Mine did too, and my mum and my British/ZA mil and sil... and I had to learn at school, with 4 + 1 (mil did 3 + 1) - but yes clicekty click and a pain- hence the bright idea to invent circular needles - which are brilliant. As said, all you need is to have the right cord size for the job, a stich marker to mark the beginning of a row, and Bob is ...

loopylou Sun 06-Nov-16 10:38:24

I use circular needles to knit the conventional way too, turning after each row. The weight of the knitting sits on your lap and I find my hands ache less when knitting Aran jumpers for example.

M0nica Sun 06-Nov-16 15:48:49

As others have said, make sure the length of the needles matches the maximum number of stitches of your knitting. There are an enormous range of circular needles for sale online so it is easy to choose one most suited to your needs.

DD has been using them recently when she was knitting a cardigan that had the equivalent of a circular yoke. She had over 200 stitches on her needles at one point and the pattern recommended circular needles even though she was knitting back and forth in the conventional way mentioned above by loopylou.

BBbevan Sun 06-Nov-16 16:04:25

I do knit socks etc with double pointed needles. However I am left handed and when I first started I went round the wrong way. I have to really concentrate when starting then it is fine

goldengirl Sun 06-Nov-16 18:34:12

I've recently bought a circular needle to try and also some row markers which sounded a good idea. In spite of my good intentions to knit for Christmas I've not got round to it yet!

pen50 Thu 01-Dec-16 10:25:06

The trick is actually to use TWO circular needles. Effectively you hang your knitting between them. It's very easy once you get over the psychological hurdle! I recommend the book "Socks Soar on Two Circular Needles" by Cat Bordhi. But you can use the technique on any piece of in-the-round knitting. I've done pocket bags and mittens with it, and I'm sure that if I ever feel up to doing an entire jersey or steeked cardigan I will use the same technique. Also you can use the same pair of circulars for lots of differently circumferenced items. Match it with Judy's Magic Cast-On and Elizabeth Zimmerman's Sewn Bind-off and find out what amazing things are possible!

pen50 Thu 01-Dec-16 10:31:12

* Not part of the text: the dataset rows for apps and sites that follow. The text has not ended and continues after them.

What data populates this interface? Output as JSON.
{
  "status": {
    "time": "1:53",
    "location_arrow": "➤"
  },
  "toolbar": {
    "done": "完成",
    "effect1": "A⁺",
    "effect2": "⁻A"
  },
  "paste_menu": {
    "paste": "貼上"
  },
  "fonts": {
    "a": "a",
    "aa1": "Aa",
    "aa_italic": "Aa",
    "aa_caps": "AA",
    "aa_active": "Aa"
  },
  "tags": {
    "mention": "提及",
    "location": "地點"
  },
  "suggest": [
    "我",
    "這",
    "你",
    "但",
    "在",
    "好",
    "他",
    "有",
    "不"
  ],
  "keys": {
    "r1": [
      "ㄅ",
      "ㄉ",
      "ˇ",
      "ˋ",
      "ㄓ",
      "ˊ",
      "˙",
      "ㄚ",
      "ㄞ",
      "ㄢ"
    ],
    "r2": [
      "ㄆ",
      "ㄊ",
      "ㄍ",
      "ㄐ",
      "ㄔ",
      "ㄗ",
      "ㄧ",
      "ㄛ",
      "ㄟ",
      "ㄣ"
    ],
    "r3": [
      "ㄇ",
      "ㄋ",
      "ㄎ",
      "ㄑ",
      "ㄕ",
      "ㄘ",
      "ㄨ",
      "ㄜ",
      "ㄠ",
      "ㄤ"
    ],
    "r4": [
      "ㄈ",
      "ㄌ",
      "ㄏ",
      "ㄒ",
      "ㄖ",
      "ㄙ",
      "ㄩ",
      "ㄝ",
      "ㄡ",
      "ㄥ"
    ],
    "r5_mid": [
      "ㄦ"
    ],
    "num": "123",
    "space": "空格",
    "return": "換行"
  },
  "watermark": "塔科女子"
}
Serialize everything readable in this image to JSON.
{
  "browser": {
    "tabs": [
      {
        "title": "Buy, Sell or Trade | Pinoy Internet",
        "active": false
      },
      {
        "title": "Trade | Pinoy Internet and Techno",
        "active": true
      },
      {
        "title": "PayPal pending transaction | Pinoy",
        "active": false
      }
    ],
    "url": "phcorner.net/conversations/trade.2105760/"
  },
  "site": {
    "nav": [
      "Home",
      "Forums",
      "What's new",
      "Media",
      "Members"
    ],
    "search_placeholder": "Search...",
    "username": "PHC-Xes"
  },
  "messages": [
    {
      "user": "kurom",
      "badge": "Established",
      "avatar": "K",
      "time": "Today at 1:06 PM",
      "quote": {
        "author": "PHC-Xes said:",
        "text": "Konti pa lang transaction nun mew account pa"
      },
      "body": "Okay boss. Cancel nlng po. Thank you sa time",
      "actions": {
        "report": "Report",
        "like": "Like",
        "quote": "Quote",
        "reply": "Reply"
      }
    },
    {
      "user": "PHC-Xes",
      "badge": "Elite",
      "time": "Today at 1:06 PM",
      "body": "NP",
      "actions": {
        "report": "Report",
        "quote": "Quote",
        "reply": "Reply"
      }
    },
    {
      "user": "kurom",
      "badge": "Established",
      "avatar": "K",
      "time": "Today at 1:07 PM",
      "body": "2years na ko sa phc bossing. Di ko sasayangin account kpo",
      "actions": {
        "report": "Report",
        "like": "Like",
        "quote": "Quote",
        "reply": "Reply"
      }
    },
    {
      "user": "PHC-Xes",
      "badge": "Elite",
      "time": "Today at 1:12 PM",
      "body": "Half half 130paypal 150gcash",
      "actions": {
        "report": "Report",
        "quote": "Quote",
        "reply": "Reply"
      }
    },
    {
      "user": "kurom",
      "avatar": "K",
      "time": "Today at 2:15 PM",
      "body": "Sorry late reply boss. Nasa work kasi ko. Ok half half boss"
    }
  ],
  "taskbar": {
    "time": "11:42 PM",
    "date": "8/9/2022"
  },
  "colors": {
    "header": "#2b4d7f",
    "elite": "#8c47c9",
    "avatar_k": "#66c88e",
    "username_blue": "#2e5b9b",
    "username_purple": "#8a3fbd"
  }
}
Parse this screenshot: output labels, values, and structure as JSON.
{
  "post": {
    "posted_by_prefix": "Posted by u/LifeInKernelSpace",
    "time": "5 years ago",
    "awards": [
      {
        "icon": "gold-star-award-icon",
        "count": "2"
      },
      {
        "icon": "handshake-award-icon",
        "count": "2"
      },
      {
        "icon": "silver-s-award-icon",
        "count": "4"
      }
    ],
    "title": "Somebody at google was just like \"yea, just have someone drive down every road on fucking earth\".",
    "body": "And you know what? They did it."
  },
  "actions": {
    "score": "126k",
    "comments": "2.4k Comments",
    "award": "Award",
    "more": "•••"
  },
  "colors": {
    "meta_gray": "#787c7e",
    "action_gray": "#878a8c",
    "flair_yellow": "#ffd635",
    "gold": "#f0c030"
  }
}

Toe up socks, four at a time, on two circular needles. I've turned all the heels and now just need to finish the legs. Not something I'll do again, but just because it became tedious, not because it was difficult. I normally do socks two at a time, no second sock syndrome.

SueDid Sat 31-Dec-16 23:01:59

Using a technique called Magic Loop, even the smallest round knitting can be done on circular needles. Some of the newer circulars have long, very flexible cords. I learned Magic Loop by searching for videos on youtube and I do everything circular with this technique. I've even converted some patterns, written for flat knitting then seaming, to be worked on circulars.

I enjoyed working with the circulars so much that I do all my flat knitting on them now, too, investing in a set of interchangables with extra cords.

Welshwife Sat 31-Dec-16 23:36:27

I use the double ended set of four needles when doing socks etc. I find that very comfortable to do it that way but will now look on YouTube to see how you use a circular needle.